• **About this exercise**
Give back every record below, character for character.

Supplied information START

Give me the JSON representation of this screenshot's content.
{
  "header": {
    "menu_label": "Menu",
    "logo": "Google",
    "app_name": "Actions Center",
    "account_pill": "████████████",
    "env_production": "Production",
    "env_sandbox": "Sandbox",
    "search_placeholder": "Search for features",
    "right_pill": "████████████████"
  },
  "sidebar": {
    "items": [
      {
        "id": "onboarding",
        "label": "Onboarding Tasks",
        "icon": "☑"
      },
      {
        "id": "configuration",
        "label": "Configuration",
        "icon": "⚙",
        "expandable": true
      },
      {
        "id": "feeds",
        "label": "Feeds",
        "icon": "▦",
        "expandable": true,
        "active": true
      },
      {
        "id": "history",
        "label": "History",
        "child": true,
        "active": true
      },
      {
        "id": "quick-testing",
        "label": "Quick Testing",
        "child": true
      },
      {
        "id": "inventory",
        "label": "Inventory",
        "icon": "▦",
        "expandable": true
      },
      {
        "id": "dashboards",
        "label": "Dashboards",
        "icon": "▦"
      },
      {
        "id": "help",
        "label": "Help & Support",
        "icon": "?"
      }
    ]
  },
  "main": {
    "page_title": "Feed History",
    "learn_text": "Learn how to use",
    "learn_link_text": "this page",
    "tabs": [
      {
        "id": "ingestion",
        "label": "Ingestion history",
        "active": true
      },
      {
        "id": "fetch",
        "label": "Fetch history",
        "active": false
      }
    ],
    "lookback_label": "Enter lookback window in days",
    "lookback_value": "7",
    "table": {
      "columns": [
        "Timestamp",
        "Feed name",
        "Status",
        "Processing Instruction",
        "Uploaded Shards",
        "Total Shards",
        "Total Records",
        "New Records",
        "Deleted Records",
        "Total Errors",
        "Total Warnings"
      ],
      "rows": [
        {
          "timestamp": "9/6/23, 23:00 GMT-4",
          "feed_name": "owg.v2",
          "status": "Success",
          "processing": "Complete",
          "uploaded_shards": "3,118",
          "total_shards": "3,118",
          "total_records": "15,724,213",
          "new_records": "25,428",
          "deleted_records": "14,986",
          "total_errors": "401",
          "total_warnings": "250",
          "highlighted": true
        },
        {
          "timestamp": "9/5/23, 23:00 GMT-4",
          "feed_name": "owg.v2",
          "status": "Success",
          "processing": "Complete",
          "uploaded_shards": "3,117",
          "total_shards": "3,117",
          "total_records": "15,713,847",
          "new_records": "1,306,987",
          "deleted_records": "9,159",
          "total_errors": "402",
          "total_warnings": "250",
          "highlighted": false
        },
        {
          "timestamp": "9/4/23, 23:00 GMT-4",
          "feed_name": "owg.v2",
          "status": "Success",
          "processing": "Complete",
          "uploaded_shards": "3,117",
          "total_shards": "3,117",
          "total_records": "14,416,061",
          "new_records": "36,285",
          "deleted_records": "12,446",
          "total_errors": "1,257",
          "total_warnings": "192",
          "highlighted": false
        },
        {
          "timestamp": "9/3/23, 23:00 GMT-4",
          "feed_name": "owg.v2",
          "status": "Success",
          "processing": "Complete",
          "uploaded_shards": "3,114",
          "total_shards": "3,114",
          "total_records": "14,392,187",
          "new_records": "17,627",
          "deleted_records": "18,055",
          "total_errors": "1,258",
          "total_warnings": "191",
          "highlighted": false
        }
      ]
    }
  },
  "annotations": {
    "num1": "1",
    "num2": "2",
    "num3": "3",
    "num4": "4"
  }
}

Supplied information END

• **Reply to the task**
Give me the JSON representation of this screenshot's content.
{
  "header": {
    "menu_label": "Menu",
    "logo": "Google",
    "app_name": "Actions Center",
    "account_pill": "████████████",
    "env_production": "Production",
    "env_sandbox": "Sandbox",
    "search_placeholder": "Search for features",
    "right_pill": "████████████████"
  },
  "sidebar": {
    "items": [
      {
        "id": "onboarding",
        "label": "Onboarding Tasks",
        "icon": "☑"
      },
      {
        "id": "configuration",
        "label": "Configuration",
        "icon": "⚙",
        "expandable": true
      },
      {
        "id": "feeds",
        "label": "Feeds",
        "icon": "▦",
        "expandable": true,
        "active": true
      },
      {
        "id": "history",
        "label": "History",
        "child": true,
        "active": true
      },
      {
        "id": "quick-testing",
        "label": "Quick Testing",
        "child": true
      },
      {
        "id": "inventory",
        "label": "Inventory",
        "icon": "▦",
        "expandable": true
      },
      {
        "id": "dashboards",
        "label": "Dashboards",
        "icon": "▦"
      },
      {
        "id": "help",
        "label": "Help & Support",
        "icon": "?"
      }
    ]
  },
  "main": {
    "page_title": "Feed History",
    "learn_text": "Learn how to use",
    "learn_link_text": "this page",
    "tabs": [
      {
        "id": "ingestion",
        "label": "Ingestion history",
        "active": true
      },
      {
        "id": "fetch",
        "label": "Fetch history",
        "active": false
      }
    ],
    "lookback_label": "Enter lookback window in days",
    "lookback_value": "7",
    "table": {
      "columns": [
        "Timestamp",
        "Feed name",
        "Status",
        "Processing Instruction",
        "Uploaded Shards",
        "Total Shards",
        "Total Records",
        "New Records",
        "Deleted Records",
        "Total Errors",
        "Total Warnings"
      ],
      "rows": [
        {
          "timestamp": "9/6/23, 23:00 GMT-4",
          "feed_name": "owg.v2",
          "status": "Success",
          "processing": "Complete",
          "uploaded_shards": "3,118",
          "total_shards": "3,118",
          "total_records": "15,724,213",
          "new_records": "25,428",
          "deleted_records": "14,986",
          "total_errors": "401",
          "total_warnings": "250",
          "highlighted": true
        },
        {
          "timestamp": "9/5/23, 23:00 GMT-4",
          "feed_name": "owg.v2",
          "status": "Success",
          "processing": "Complete",
          "uploaded_shards": "3,117",
          "total_shards": "3,117",
          "total_records": "15,713,847",
          "new_records": "1,306,987",
          "deleted_records": "9,159",
          "total_errors": "402",
          "total_warnings": "250",
          "highlighted": false
        },
        {
          "timestamp": "9/4/23, 23:00 GMT-4",
          "feed_name": "owg.v2",
          "status": "Success",
          "processing": "Complete",
          "uploaded_shards": "3,117",
          "total_shards": "3,117",
          "total_records": "14,416,061",
          "new_records": "36,285",
          "deleted_records": "12,446",
          "total_errors": "1,257",
          "total_warnings": "192",
          "highlighted": false
        },
        {
          "timestamp": "9/3/23, 23:00 GMT-4",
          "feed_name": "owg.v2",
          "status": "Success",
          "processing": "Complete",
          "uploaded_shards": "3,114",
          "total_shards": "3,114",
          "total_records": "14,392,187",
          "new_records": "17,627",
          "deleted_records": "18,055",
          "total_errors": "1,258",
          "total_warnings": "191",
          "highlighted": false
        }
      ]
    }
  },
  "annotations": {
    "num1": "1",
    "num2": "2",
    "num3": "3",
    "num4": "4"
  }
}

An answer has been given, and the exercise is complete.